_Action item:_ Would you filter these records and copy every line that has the word "Traditionell"?

_Record set:_

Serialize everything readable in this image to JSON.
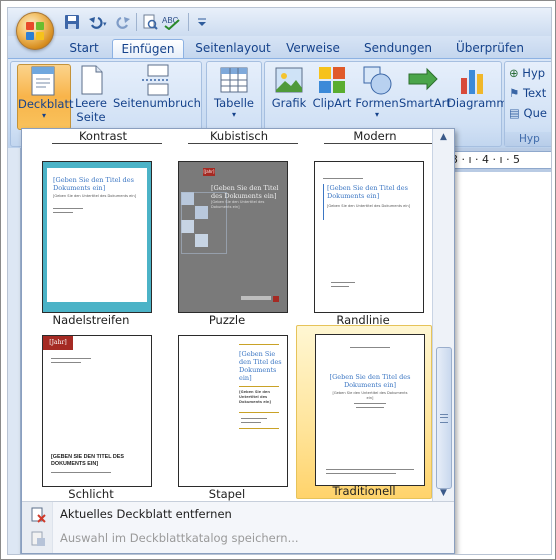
{
  "tabs": [
    "Start",
    "Einfügen",
    "Seitenlayout",
    "Verweise",
    "Sendungen",
    "Überprüfen"
  ],
  "active_tab": "Einfügen",
  "ribbon": {
    "pages_group": {
      "cover_page": "Deckblatt",
      "blank_page_1": "Leere",
      "blank_page_2": "Seite",
      "page_break": "Seitenumbruch"
    },
    "tables_group": {
      "table": "Tabelle"
    },
    "illustrations_group": {
      "picture": "Grafik",
      "clipart": "ClipArt",
      "shapes": "Formen",
      "smartart": "SmartArt",
      "chart": "Diagramm"
    },
    "links_group": {
      "hyperlink": "Hyp",
      "bookmark": "Text",
      "cross_ref": "Que",
      "label": "Hyp"
    }
  },
  "ruler_marks": "· 3 · ı · 4 · ı · 5",
  "gallery": {
    "top_labels": [
      "Kontrast",
      "Kubistisch",
      "Modern"
    ],
    "items": [
      {
        "label": "Nadelstreifen",
        "title": "[Geben Sie den Titel des Dokuments ein]",
        "subtitle": "[Geben Sie den Untertitel des Dokuments ein]"
      },
      {
        "label": "Puzzle",
        "title": "[Geben Sie den Titel des Dokuments ein]",
        "subtitle": "[Geben Sie den Untertitel des Dokuments ein]",
        "tag": "[Jahr]"
      },
      {
        "label": "Randlinie",
        "title": "[Geben Sie den Titel des Dokuments ein]",
        "subtitle": "[Geben Sie den Untertitel des Dokuments ein]"
      },
      {
        "label": "Schlicht",
        "title": "[GEBEN SIE DEN TITEL DES DOKUMENTS EIN]",
        "tag": "[Jahr]"
      },
      {
        "label": "Stapel",
        "title": "[Geben Sie den Titel des Dokuments ein]",
        "subtitle": "[Geben Sie den Untertitel des Dokuments ein]"
      },
      {
        "label": "Traditionell",
        "title": "[Geben Sie den Titel des Dokuments ein]",
        "subtitle": "[Geben Sie den Untertitel des Dokuments ein]"
      }
    ],
    "selected": "Traditionell",
    "menu": {
      "remove": "Aktuelles Deckblatt entfernen",
      "save": "Auswahl im Deckblattkatalog speichern..."
    }
  },
  "colors": {
    "accent_blue": "#15428b",
    "cover_teal": "#4bb3c7",
    "cover_red": "#a52a23",
    "selection": "#ffd36b"
  }
}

_Worked solution:_
        "label": "Traditionell",
    "selected": "Traditionell",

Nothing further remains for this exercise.